Stephen Fry In America
It's his honesty that surprised me most about this series. I might be wrong, but I suspect Stephen accepted the job of touring America on the understanding that he could go wherever he wanted, not where the producers wanted to send him. His tour doesn't take us to the usual tourist traps you may think of, instead heading for odd and interesting places like the factory in Chicago where the Oscars are made and for a meeting with Apple's head designer in San Francisco. There seems to have been some kind of trade-off though because there are one or two moments where Stephen Fry obviously didn't want to be in the situation he found himself in.

Stephen Fry In America
Being a world-renowned public figure, it makes sense that Stephen would stop by some of his famous friends on his journey. Sting and Morgan Freeman make an appearance and he takes the opportunity to pay a visit to Ted Turner, who appears to throw Stephen off balance with his no-nonsense style. There are also a number of other characters that crop up along the way. One of the most interesting is an elderly woman who looks after holiday homes in Newport and appears to have an endless reel of anecdotes about past presidents.

In typical Stephen Fry style, there are a number of genuine laugh out loud moments, in particular when he is faced with the back-ends of dozens of sheep in Wisconsin. Another key section is when he takes part in a spy game in Las Vegas, but is secretly given the brief to sabotage the chances of his team, which is made up of off-duty Chippendales. It's not all a laugh riot though—there are some more serious moments to be found when he visits Angola prison and the aftermath of Hurricane Katrina.

Stephen Fry In America
There are a few movie references thrown into the mix, in particular some music cues from Alien that will please fans. Stephen Fry in America is an enjoyable series from start to finish, where the most important part is that we see America through the eyes of a very clever and funny man who can wax lyrical on any subject.
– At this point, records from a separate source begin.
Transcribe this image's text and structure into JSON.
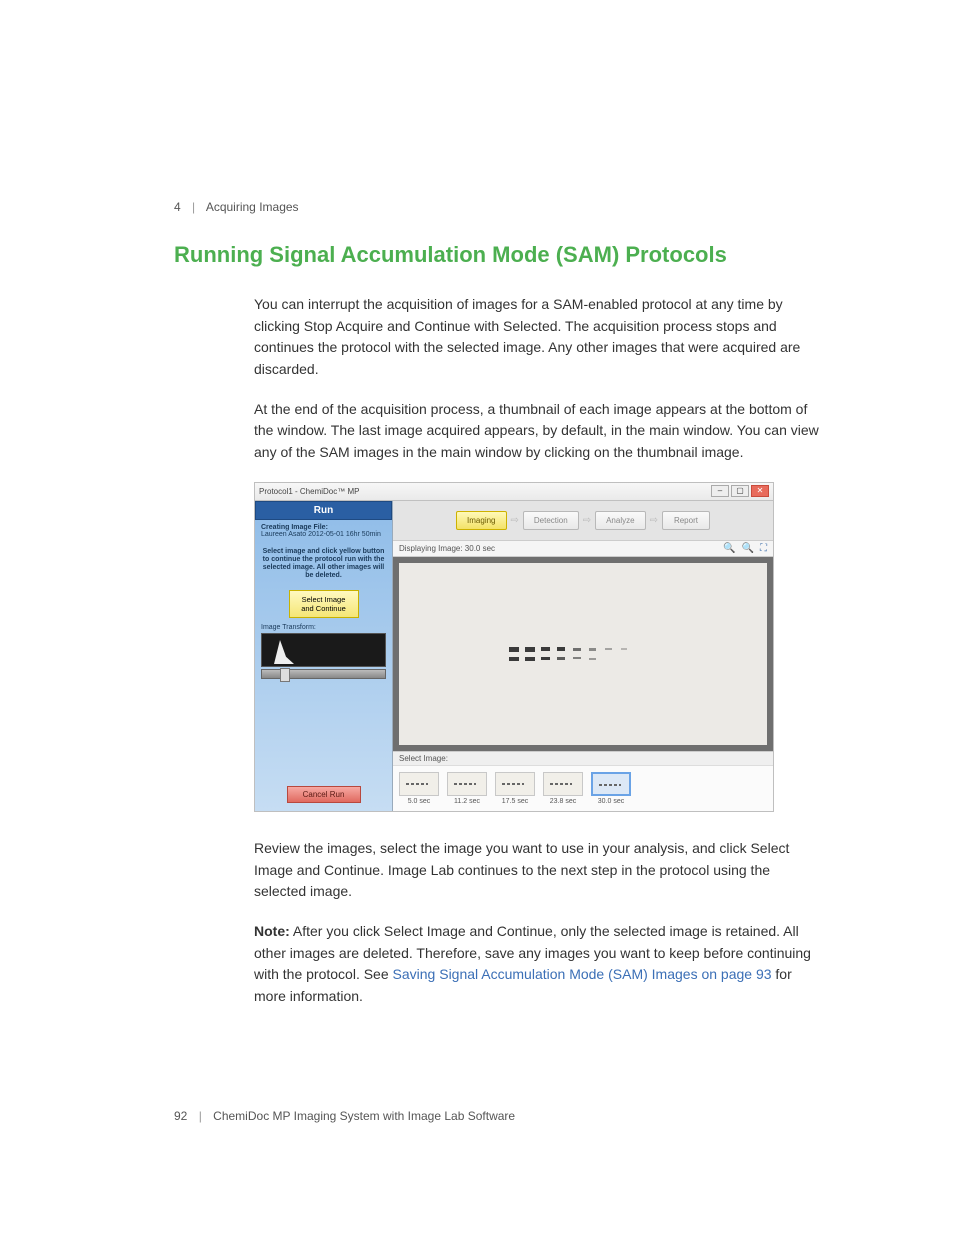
{
  "header": {
    "chapter_num": "4",
    "chapter_title": "Acquiring Images"
  },
  "section_title": "Running Signal Accumulation Mode (SAM) Protocols",
  "paragraphs": {
    "p1": "You can interrupt the acquisition of images for a SAM-enabled protocol at any time by clicking Stop Acquire and Continue with Selected. The acquisition process stops and continues the protocol with the selected image. Any other images that were acquired are discarded.",
    "p2": "At the end of the acquisition process, a thumbnail of each image appears at the bottom of the window. The last image acquired appears, by default, in the main window. You can view any of the SAM images in the main window by clicking on the thumbnail image.",
    "p3": "Review the images, select the image you want to use in your analysis, and click Select Image and Continue. Image Lab continues to the next step in the protocol using the selected image.",
    "note_label": "Note:",
    "note_body_pre": "  After you click Select Image and Continue, only the selected image is retained. All other images are deleted. Therefore, save any images you want to keep before continuing with the protocol. See ",
    "note_link": "Saving Signal Accumulation Mode (SAM) Images on page 93",
    "note_body_post": " for more information."
  },
  "footer": {
    "page_num": "92",
    "doc_title": "ChemiDoc MP Imaging System with Image Lab Software"
  },
  "screenshot": {
    "window_title": "Protocol1 - ChemiDoc™ MP",
    "left": {
      "run_label": "Run",
      "creating_label": "Creating Image File:",
      "creating_value": "Laureen Asato 2012-05-01 16hr 50min",
      "instruction": "Select image and click yellow button to continue the protocol run with the selected image. All other images will be deleted.",
      "select_btn": "Select Image and Continue",
      "transform_label": "Image Transform:",
      "cancel_btn": "Cancel Run"
    },
    "steps": {
      "imaging": "Imaging",
      "detection": "Detection",
      "analyze": "Analyze",
      "report": "Report"
    },
    "display_label": "Displaying Image: 30.0 sec",
    "select_label": "Select Image:",
    "thumbs": [
      {
        "label": "5.0 sec"
      },
      {
        "label": "11.2 sec"
      },
      {
        "label": "17.5 sec"
      },
      {
        "label": "23.8 sec"
      },
      {
        "label": "30.0 sec"
      }
    ]
  }
}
There is more fun to be had than just watching an ageing English man bumble around outside of his comfort zone, but to be honest that is where a lot of the enjoyment can be found.

Stephen Fry In America


The appearance of any BBC series on Blu-ray is always welcome, however those of you expecting presentation on the scale of the high definition wonder that is Planet Earth will be sorely disappointed. Since this series follows Stephen Fry on the road, there's a lot of handheld camerawork and it's no surprise that his crew weren't expected to carry the biggest and baddest high definition cameras around with them. The quality and detail in the picture is almost totally dependent on the lighting of the place he finds himself in. External daytime shots looks great but internal or dark shots can look very grainy at times. The transfer is very colourful though, especially the American Football game in the second episode, but while the quality is good enough for TV, I don't think it's up to scratch for a pricey high definition package.

Stephen Fry In America


I wrote down plenty of notes about the video quality while I was watching the series, but when I came to look back at them for prompts to write up this section, I realised I'd only written one word down about the audio— loud. Showing its TV roots, the audio track is a DTS-HD Master Audio Stereo track, so any surround action will be determined by how your amp handles the feed. While the audio may have been louder than most other Blu-ray discs that have passed through my player, I didn't notice the same interference that was evident in the picture so all I can really say is 'no complaints' and recommend that you lower your expectations a little.


Unfortunately all we get are six deleted clips, one from each episode. Not all of them add too much to the series as a whole but the first one where Stephen joins in a game of Left, Right, Centre is definitely worth watching.

Stephen Fry In America


Stephen Fry in America gives us a view of America that hasn't really been shown in other prime-time travelogues and (for this reviewer at least) the fact that it has Stephen Fry in the title gives it extra kudos from the beginning. It's difficult to see how the presentation could have been much better given the way it was filmed, but just don't expect to be wowed with the video and audio quality.

* Note: The above images are taken from the Blu-ray release and resized for the page.